Synonyms and other taxonomic changes
First described in 1850 by John W. Boddie as Phalaena zea
Explanation of Names
zea is the scientific name for corn/maize
Larval length 1.5 - 24.8 mm
Adult wingspan 32 - 45 mm
Adult: forewing dull yellowish, usually with diffuse grayish shading in subterminal area (sometimes absent); PM line scalloped, with dots at the tips of the scallops; median line thin, straight; AM line scalloped (but in opposite direction as PM line, with dots at the bases
of the scallops); orbicular spot round, with central dark dot; reniform spot a dark gray blotch; terminal line a series of dark dots; all of these markings (except the reniform spot) may be very faint in some individuals, as in this example
; hindwing white with prominent dark veins and broad blackish terminal band surrounding small pale patch mid-way along outer margin; fringe pale yellow (see pinned adult photo
"The larva is variable in color. Overall, the head tends to be orange or light brown with a white net-like pattern, the thoracic plates black, and the body brown, green, pink, or sometimes yellow or mostly black. The larva usually bears a broad dark band laterally above the spiracles, and a light yellow to white band below the spiracles. A pair of narrow dark stripes often occurs along the center of the back. Close examination reveals that the body bears numerous black thorn-like microspines. These spines give the body a rough feel when touched." - Featured Creatures
"As with the larval stage, adults are quite variable in color. The forewings of the moths usually are yellowish brown in color, and often bear a small dark spot centrally. The small dark spot is especially distinct when viewed from below. The forewing also may bear a broad dark transverse band distally, but the margin of the wing is not darkened.
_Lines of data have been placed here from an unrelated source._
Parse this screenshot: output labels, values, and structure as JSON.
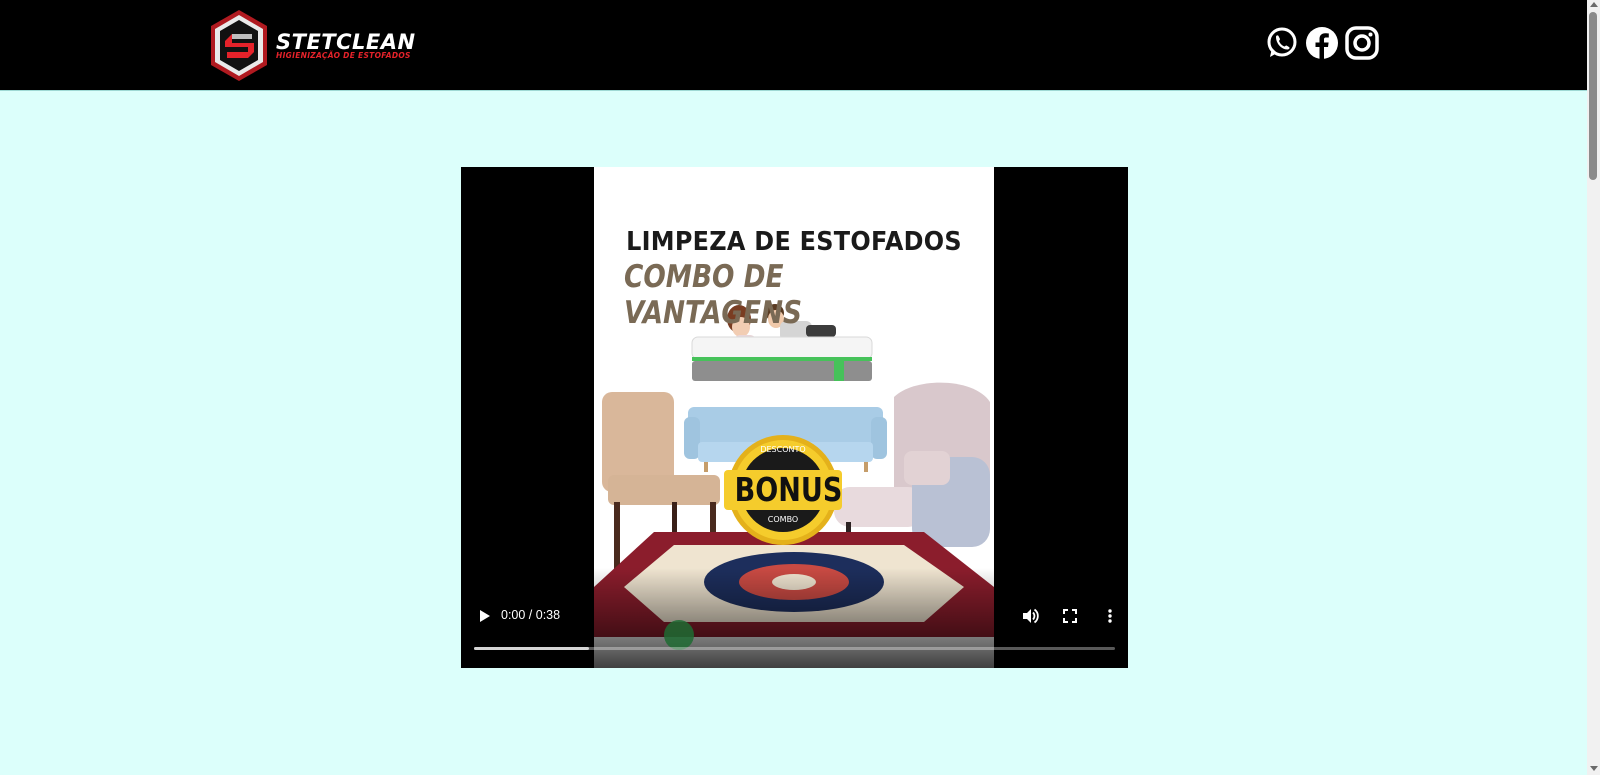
{
  "header": {
    "brand_name": "STETCLEAN",
    "tagline": "HIGIENIZAÇÃO DE ESTOFADOS",
    "social_icons": [
      "whatsapp-icon",
      "facebook-icon",
      "instagram-icon"
    ]
  },
  "video": {
    "poster_title": "LIMPEZA DE ESTOFADOS",
    "poster_subtitle": "COMBO DE VANTAGENS",
    "badge_top": "DESCONTO",
    "badge_main": "BONUS",
    "badge_bottom": "COMBO",
    "time_display": "0:00 / 0:38",
    "buffered_percent": 18
  },
  "colors": {
    "header_bg": "#000000",
    "page_bg": "#dcfffb",
    "brand_red": "#e5222a"
  }
}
The hind wings are creamy white basally and blackish distally, and usually bear a small dark spot centrally." - Featured Creatures
Adult moth's eyes are green.
Throughout North America except northern Canada and Alaska.
Larvae feed on a wide range of hosts, including many field crops, hence this species has been much studied.
Adult moth feeds on nectar, especially of trees and shrubs.
species lack the lines and other markings mentioned in the above description (see photos
of 3 species at CBIF)
Larvae of Spodoptera frugiperda
and Ostrinia nubilalis
also feed on corn, but both have a dark head, and lack microspines.
Moth Photographers Group
- photos of living and pinned adults.
- University of Florida provides a detailed species account including photos.
Southern Cultivator, v.8, p.132
Boddie's original description of the species (Google Book)